» **Aim of the exercise**: Could you filter the records below down to the lines that include the word "Report"?

» **Available data**:
___
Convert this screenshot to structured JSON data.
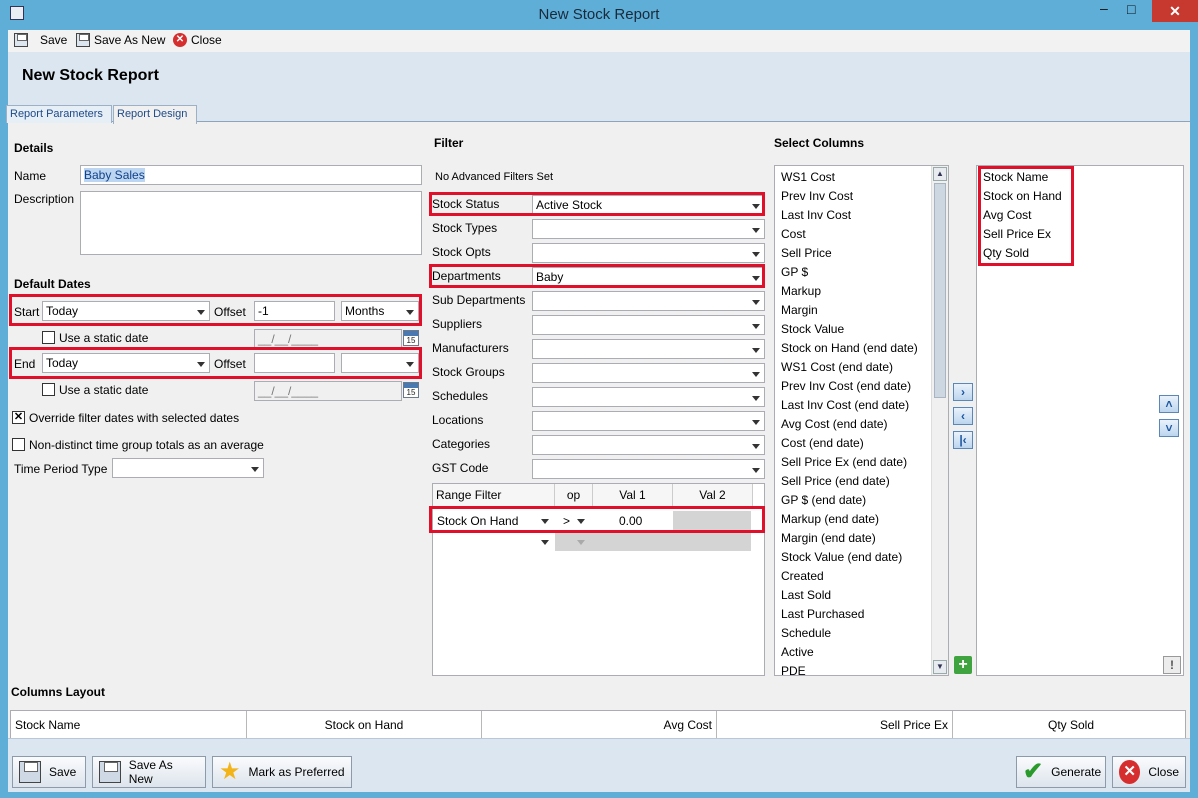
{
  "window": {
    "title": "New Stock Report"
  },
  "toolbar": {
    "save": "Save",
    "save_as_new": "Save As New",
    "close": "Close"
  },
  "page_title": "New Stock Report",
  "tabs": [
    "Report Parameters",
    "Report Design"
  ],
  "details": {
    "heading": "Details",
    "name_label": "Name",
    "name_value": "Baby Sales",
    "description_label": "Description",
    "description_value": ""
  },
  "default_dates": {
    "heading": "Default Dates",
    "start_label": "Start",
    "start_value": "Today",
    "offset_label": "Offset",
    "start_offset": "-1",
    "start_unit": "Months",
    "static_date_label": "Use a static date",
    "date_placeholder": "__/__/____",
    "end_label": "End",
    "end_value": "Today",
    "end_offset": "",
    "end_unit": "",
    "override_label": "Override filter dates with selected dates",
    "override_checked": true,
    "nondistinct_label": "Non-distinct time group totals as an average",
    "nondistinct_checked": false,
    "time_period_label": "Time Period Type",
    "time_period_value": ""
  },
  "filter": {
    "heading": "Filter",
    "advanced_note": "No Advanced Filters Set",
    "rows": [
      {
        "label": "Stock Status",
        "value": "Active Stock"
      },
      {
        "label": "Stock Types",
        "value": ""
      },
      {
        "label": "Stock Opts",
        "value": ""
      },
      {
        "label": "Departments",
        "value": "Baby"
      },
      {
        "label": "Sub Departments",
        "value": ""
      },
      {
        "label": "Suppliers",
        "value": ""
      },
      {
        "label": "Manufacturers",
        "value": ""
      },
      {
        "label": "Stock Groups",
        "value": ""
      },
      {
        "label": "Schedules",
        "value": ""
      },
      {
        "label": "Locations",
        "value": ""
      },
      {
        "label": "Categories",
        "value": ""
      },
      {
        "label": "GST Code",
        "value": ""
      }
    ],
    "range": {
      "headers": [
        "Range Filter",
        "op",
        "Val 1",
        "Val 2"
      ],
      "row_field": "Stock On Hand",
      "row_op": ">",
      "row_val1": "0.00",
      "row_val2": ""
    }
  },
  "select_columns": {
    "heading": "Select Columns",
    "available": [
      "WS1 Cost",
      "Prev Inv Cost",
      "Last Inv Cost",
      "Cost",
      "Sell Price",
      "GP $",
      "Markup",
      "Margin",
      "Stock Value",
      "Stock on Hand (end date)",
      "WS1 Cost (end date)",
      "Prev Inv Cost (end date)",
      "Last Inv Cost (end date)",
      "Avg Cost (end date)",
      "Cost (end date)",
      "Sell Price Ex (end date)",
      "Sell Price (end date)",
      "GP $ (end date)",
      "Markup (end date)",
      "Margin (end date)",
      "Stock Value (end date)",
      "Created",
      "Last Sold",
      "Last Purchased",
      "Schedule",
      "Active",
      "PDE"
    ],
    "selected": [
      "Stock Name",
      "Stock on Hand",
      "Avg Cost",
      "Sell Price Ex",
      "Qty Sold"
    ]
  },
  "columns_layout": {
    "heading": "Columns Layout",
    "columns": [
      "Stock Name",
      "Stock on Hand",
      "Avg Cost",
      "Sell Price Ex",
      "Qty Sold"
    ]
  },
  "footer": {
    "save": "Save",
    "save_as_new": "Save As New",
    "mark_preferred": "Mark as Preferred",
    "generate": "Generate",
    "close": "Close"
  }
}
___
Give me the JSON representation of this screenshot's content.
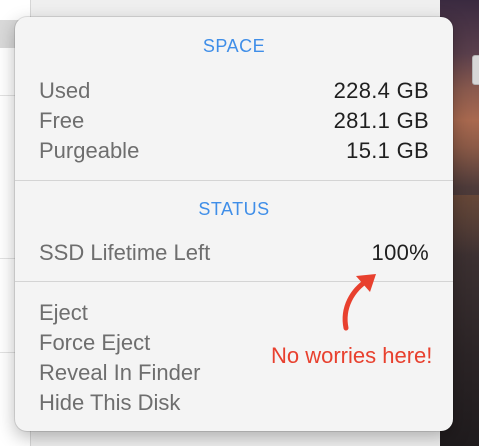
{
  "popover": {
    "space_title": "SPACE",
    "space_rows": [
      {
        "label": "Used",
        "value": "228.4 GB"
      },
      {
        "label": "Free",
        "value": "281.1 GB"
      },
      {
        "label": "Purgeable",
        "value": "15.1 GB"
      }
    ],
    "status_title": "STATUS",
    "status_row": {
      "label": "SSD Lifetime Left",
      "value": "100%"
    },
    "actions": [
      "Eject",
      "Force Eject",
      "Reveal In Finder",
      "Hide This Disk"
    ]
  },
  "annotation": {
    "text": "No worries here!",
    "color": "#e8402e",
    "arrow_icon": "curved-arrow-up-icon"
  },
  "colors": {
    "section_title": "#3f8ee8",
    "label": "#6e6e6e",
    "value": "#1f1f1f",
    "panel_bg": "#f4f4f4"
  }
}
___
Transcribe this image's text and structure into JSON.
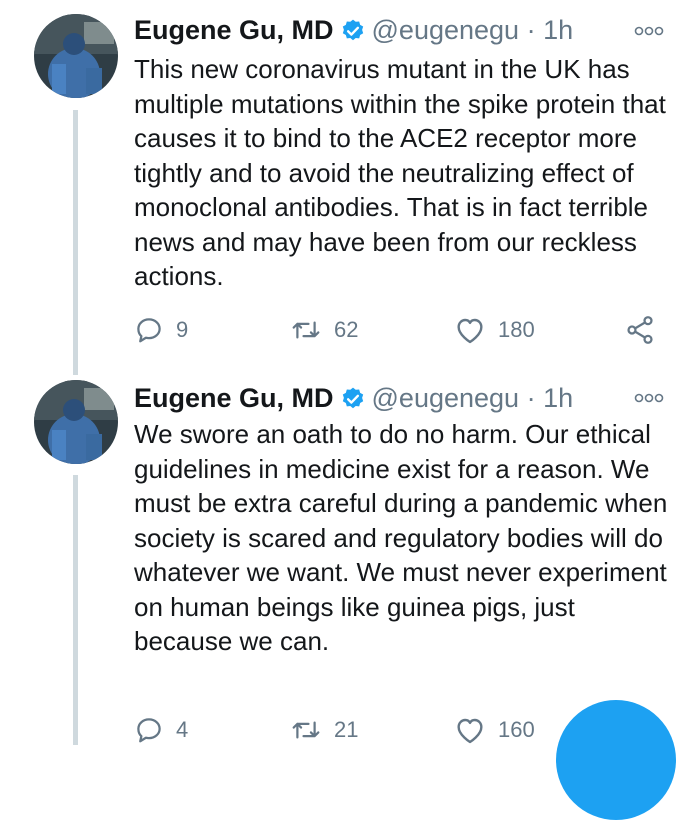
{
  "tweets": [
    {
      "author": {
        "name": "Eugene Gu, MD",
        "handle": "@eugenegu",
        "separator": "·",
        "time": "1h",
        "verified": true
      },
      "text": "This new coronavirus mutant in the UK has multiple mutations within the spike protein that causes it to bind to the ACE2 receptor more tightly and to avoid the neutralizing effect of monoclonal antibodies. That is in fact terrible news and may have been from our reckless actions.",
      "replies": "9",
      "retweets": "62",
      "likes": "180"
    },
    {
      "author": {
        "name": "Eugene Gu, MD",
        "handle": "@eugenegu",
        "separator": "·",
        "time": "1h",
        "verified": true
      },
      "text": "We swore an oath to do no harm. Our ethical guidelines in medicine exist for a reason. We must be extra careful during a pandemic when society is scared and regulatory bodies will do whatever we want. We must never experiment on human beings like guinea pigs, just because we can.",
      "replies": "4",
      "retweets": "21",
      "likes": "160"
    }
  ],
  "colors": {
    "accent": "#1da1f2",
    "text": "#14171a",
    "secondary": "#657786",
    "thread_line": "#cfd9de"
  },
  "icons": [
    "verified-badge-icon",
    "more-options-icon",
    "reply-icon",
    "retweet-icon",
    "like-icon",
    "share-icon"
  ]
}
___
» **Completed task**:
    "title": "New Stock Report"
  "page_title": "New Stock Report",
    "Report Parameters",
    "Report Design"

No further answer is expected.